Marketing lessons from strange places again… Recently The Doctor (of BBC’s Dr. Who) hid his companions with a simple device that skewed your attention just a wee bit to the left. So as they went past, the bad guys would just look away without realizing it and they could go on with saving the world and other such things. If your product has fallen into the Gap of Despair there is a good chance prospects are doing exactly the same thing to your marketing message. It’s not that they are consciously deciding not to consider your product. They have unceremoniously and unconsciously put your ads, your message, your product into their blind spot. They don’t even realize you are being over-looked. First response I usually see to this situation is a call for advertising to spice-it-up, which in general I’m for, but you can’t solve fundamental product deficiencies with spicier … Continue reading
Sometimes your product category faces foundational shifts that turn the Marketer’s Gap of Despair into a chasm. (The Gap is that uncomfortable place where consumers can not be motivated to action by any real feature of your product.) At this point the chasm is so easy to see that agreeing to build a bridge is simple. (Newspapers, combustion engines, pay phones, buggy whips…) Trouble starts about halfway across. That’s when your entire organization gets their most frightening view of what happens if you build the bridge poorly. The chasm is deep and unforgiving. So what happens? We try to turn back. We sabotage innovation to keep old categories and cash flows alive, just a little bit longer. We grab ‘safety’ lines that pull us in all sorts of directions. (This being a bridge – direction counts) We stop.
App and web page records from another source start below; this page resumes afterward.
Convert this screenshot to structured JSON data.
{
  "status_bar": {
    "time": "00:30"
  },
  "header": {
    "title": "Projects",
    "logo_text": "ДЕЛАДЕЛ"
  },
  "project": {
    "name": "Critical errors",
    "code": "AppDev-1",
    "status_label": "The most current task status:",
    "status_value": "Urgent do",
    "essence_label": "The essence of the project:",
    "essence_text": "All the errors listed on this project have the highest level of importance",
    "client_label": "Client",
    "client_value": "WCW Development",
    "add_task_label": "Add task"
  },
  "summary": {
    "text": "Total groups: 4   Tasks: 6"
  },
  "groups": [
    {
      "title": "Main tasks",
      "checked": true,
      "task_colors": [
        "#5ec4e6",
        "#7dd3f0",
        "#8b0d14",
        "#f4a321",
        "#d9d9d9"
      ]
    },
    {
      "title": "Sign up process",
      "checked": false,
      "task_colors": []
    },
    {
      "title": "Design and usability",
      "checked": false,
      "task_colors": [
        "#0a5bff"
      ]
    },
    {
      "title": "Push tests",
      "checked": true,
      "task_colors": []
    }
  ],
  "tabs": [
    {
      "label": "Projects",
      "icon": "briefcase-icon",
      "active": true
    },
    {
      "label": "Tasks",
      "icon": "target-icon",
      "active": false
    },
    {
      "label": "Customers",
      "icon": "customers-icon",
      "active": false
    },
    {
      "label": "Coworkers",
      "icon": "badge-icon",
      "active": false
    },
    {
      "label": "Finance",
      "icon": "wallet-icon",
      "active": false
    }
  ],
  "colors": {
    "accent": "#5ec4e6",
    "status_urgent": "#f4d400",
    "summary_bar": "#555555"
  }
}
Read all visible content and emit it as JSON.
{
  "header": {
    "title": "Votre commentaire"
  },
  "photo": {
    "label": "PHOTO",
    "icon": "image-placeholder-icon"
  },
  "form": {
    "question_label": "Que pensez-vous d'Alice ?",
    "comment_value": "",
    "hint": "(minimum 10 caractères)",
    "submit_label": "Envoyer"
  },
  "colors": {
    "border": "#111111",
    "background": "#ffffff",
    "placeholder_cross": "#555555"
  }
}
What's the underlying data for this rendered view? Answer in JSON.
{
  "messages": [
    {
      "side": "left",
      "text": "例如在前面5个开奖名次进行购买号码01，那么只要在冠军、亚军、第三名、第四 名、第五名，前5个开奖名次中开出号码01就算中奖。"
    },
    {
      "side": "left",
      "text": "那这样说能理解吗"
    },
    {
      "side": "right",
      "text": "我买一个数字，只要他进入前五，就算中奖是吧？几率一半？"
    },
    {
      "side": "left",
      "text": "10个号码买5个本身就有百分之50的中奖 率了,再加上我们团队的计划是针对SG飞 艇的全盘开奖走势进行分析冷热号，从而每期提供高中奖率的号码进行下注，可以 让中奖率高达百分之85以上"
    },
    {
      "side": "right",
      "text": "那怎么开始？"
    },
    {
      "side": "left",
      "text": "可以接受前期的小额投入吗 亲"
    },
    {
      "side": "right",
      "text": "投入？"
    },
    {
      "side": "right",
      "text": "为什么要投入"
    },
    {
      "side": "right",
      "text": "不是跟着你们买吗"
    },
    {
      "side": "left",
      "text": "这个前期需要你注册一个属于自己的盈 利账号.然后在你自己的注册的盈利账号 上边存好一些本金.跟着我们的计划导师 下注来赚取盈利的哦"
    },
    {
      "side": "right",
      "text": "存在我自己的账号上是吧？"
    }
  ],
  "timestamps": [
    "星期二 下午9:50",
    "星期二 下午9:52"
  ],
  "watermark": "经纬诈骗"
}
Then somebody else sets up shop where we were going. They push back … Continue reading
Falling into the gap of despair leads to expensive mistakes in marketing communication at the same time when large investments in product development should be made. During a downturn this gap grows swallowing and destroying marginal products and services. Unfortunately, it can also grow to include entire product categories. Have you fallen into the gap of despair? Are you Average? Not Cheap enough? Not Good enough? Not Necessary enough? Not Desirable enough? Looking to your marketing department to fix your problems with high falutin’ yet distracting conceptual humor? Then your product is in the the gap. While marcom campaigns can pull a product and even a category out of the gap – this only works if there are real customer needs/desires and real product features/benefits to tie onto. The good news? Surviving a fall into the gap is possible. We’ll talk about strategies that can work in upcoming posts.